They had a beautiful large tabby cat called Kotkabilinska.  Somehow her portrait was on crude printed coloured postcards all over the city staring out and 'miaowing' at me as I paced the streets of Renyk. Warsaw had been completely bombed during WW2 but had been carefully lovingly rebuilt and restored to its former glory architecturally, but not culturally, as the city had had the largest Jewish population in Eastern Europe thus being the capital of culture.

My female companion was Jacek's girlfriend, yet another Barbara, who was an aspiring actress and went to film school. Somehow she spoke Italian but no English so she was able to translate when she took me to the moving museum of the ghetto. I recall she became very emotional when she read a poem written in pencil that had survived the ghetto having been smuggled out in a metal milk urn. Yet again, all the captions in the showcases were in Polish and Russian. There were several glass showcases of luggage with Jewish surnames stamped on them, another one full of human hair used in the camps for filling mattresses and pillows, another one full of spectacles, another one with shoes, the list goes on and the images are forever engrained on my mind, frozen in time. Another room devoted to German propaganda films of the camps and the Warsaw ghetto with streets strewn with the dead who had died of starvation and dysentery and 'the walking dead,' those barely alive staring into space. Other documentary films were from the American soldiers who had liberated the camps and narrated them with their shocked first hand commentaries. I believe Capra, the film maker, was one of the photographers. But what I remember most was the thick guest book at the museum exit on a music stand. I spent more than an hour standing reading all the entries by Poles who had escaped to America and had come back to visit their Motherland decades later. Their comments brought tears to my eyes. I recall one simple word standing alone on the page.

"Why?"

Jacek's father gave me two gifts to remember him by. A Jewish watercolour on A4 paper of a shtetl boy killing a cockerel, painted by a friend of his who had survived the ghetto and a strange elongated wooden cooking spoon which I still have to this day in my kitchen in Brighton. When I look at the spoon by my sink in a jar I think of their warm hospitality and their warm smiling faces despite their inflicted hardship by both the Germans and the invading Russians.

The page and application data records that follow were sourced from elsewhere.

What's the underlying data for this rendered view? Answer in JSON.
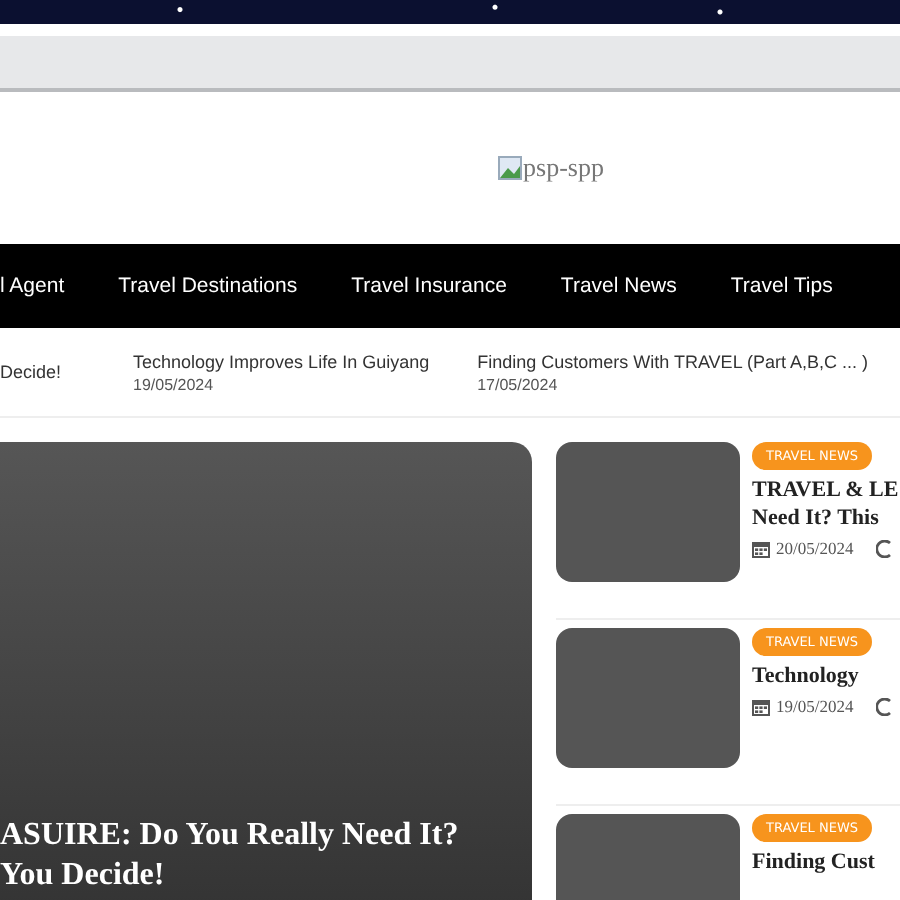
{
  "header": {
    "logo_alt": "psp-spp"
  },
  "nav": {
    "items": [
      {
        "label": "l Agent"
      },
      {
        "label": "Travel Destinations"
      },
      {
        "label": "Travel Insurance"
      },
      {
        "label": "Travel News"
      },
      {
        "label": "Travel Tips"
      }
    ]
  },
  "ticker": [
    {
      "title": "Decide!"
    },
    {
      "title": "Technology Improves Life In Guiyang",
      "date": "19/05/2024"
    },
    {
      "title": "Finding Customers With TRAVEL (Part A,B,C ... )",
      "date": "17/05/2024"
    }
  ],
  "featured": {
    "title_lines": [
      "ASUIRE: Do You Really Need It?",
      "You Decide!"
    ]
  },
  "side_posts": [
    {
      "category": "TRAVEL NEWS",
      "title_lines": [
        "TRAVEL & LE",
        "Need It? This"
      ],
      "date": "20/05/2024"
    },
    {
      "category": "TRAVEL NEWS",
      "title_lines": [
        "Technology"
      ],
      "date": "19/05/2024"
    },
    {
      "category": "TRAVEL NEWS",
      "title_lines": [
        "Finding Cust"
      ]
    }
  ]
}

Never again!

Written on the flight from Pafos to London Gatwick on 27/1/17. Updated in Hostal Jayma, Salabrena 15/2/17.


References

Poland by James Michener.
Ruth Ellen Gruber - Jewish Heritage Travel 1992. Poland chapter.

Warsaw ghetto - Google

The Warsaw concerto by Richard Addinsell

Dangerous moonlight 1941
The pianist 2002
Kanal by Andrzej Wajda 1956 about 1944 Warsaw uprising and escape through the sewers

The Polis museum in Warsaw

Wikipedia - Shtetl